The way to motivate is also often about self-image. For example, Cialdini describes a gas-saving project in Iowa. First, the researcher called up the Iowa residents who heated their homes with natural gas and gave them some energy-conservation tips and asked them to try to save fuel in the future. All agreed to try, but as you would expect at the winter’s end no real savings had occurred. A combination of information and good intentions didn’t work.
Then the researcher tried something different. They took another sample of Iowa natural-gas users. They were also contacted by the interviewer, given the information and asked to save gas. Additionally, residents agreeing to save energy would have their names published in newspaper articles as public-spirited, fuel-conserving citizens.

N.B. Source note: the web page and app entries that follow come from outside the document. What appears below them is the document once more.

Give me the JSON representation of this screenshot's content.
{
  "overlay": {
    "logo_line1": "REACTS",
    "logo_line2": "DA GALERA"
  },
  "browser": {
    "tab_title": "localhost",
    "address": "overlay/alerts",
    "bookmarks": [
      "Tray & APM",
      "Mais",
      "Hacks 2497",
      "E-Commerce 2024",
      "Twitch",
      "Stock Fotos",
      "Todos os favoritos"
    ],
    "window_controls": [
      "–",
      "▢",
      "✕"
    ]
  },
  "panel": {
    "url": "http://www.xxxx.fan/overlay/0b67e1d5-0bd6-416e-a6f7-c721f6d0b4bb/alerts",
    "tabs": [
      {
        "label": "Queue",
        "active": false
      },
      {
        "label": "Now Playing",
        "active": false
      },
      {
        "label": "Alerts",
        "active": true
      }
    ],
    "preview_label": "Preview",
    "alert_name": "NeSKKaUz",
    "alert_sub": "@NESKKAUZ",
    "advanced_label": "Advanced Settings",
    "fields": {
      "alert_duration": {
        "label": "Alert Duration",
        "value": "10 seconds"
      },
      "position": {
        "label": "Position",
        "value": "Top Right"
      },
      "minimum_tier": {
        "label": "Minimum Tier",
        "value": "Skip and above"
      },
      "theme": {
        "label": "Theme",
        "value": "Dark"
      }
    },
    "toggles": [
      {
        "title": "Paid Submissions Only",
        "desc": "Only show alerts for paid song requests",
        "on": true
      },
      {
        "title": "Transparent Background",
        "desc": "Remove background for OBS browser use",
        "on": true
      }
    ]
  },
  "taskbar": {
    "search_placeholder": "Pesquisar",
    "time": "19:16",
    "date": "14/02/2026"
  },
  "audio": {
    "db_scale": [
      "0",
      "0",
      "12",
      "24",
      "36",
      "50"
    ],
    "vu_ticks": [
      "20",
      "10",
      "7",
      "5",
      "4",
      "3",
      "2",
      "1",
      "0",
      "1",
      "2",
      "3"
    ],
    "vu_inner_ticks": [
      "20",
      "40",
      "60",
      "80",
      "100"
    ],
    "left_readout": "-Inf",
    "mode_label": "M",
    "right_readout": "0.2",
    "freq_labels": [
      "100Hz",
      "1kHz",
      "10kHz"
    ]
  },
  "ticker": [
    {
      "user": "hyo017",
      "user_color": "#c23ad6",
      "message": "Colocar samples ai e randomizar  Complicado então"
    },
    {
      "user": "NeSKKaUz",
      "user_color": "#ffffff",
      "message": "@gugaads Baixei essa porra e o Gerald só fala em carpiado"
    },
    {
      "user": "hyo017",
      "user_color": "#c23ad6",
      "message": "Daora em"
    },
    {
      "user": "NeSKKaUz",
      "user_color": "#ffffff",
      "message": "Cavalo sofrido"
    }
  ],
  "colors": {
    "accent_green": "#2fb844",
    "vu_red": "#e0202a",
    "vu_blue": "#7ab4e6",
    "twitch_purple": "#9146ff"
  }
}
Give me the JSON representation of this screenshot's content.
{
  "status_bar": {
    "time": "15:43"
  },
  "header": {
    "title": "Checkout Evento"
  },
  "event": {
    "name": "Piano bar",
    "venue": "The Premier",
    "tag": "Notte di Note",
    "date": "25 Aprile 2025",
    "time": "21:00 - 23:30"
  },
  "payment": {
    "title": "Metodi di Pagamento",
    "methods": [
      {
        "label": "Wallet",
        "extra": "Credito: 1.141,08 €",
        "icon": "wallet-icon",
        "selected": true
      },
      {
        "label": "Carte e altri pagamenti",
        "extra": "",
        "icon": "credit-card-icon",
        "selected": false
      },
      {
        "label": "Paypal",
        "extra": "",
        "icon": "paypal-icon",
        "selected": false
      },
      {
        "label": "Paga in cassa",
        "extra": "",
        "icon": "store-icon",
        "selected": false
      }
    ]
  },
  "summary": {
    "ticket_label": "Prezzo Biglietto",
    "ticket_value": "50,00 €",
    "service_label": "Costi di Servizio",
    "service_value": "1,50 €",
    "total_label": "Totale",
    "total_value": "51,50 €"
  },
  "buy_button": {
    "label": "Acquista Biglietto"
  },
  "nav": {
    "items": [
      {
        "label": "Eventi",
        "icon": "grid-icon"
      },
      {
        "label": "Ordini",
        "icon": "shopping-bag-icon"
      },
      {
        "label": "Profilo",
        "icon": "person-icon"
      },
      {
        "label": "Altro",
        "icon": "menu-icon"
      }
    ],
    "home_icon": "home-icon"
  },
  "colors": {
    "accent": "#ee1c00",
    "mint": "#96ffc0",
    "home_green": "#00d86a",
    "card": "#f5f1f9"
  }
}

The effect was immediate - in a month savings were huge. And then the residents were told that their names won’t be publicized after all - the reason that affected savings was gone but did that change the behavior? Quite the opposite. For each of the remaining winter months, they conserved even more fuel than they had during the time they thought they would be publicly praised for it. The change happened in their mind - they viewed themselves now as public-spirited, fuel-conserving citizens and acted consistently with what they’ve done.
For marketers, people’s strive for consistency is often a gift.
It facilitates brand loyalty, it makes people say “yes” after they’ve said “yes” before. It’s employed by gifted salesmen everywhere from door-to-door sales to Apple. It’s something to include in your strategy as a marketer and something to keep in mind as a consumer: if you’re feeling you’re agreeing to something that you wouldn’t have agreed to a week ago, it might be your strive for consistency with whatever happened just before talking. You don’t really have to listen to it.